==== Material supplied ====

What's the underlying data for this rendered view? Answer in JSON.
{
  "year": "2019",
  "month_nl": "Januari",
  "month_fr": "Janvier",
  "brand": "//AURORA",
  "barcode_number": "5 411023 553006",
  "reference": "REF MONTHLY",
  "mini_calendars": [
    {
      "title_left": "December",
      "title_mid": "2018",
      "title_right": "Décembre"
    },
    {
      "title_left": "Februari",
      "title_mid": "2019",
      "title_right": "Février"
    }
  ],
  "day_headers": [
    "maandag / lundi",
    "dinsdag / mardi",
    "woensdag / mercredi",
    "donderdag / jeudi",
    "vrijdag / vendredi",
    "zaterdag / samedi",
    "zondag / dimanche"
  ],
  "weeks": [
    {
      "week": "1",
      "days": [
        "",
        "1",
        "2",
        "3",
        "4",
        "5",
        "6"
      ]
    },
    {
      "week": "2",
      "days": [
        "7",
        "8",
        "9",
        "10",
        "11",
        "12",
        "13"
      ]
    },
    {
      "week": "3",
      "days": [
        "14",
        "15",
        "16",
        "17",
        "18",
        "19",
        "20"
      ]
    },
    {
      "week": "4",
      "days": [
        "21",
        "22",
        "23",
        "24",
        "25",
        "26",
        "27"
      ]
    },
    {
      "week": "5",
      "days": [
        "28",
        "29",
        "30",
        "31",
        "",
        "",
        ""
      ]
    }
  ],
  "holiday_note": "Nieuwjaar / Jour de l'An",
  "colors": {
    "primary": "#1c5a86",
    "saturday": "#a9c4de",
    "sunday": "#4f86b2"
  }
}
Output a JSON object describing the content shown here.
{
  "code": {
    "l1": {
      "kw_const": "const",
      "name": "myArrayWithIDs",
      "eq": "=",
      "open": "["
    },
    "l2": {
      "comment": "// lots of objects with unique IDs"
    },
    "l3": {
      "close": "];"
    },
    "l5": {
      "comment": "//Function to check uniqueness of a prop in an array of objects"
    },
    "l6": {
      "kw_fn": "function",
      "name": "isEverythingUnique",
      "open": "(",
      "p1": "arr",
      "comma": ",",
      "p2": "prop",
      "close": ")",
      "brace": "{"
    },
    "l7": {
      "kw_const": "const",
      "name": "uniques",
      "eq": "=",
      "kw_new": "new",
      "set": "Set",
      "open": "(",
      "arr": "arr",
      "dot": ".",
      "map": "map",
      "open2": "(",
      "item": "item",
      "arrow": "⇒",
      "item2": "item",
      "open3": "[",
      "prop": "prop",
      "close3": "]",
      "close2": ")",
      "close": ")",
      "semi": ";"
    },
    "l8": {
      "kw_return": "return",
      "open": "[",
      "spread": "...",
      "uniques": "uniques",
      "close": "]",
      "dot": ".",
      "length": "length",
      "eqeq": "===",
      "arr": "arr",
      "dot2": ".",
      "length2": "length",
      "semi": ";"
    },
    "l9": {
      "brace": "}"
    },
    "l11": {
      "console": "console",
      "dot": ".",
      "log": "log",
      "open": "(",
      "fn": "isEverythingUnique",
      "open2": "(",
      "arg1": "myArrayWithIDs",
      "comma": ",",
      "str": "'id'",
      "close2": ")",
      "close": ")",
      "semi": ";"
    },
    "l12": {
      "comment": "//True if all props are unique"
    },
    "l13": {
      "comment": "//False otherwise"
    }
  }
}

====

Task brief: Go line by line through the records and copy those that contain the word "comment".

Output below:
      "comment": "// lots of objects with unique IDs"
      "comment": "//Function to check uniqueness of a prop in an array of objects"
      "comment": "//True if all props are unique"
      "comment": "//False otherwise"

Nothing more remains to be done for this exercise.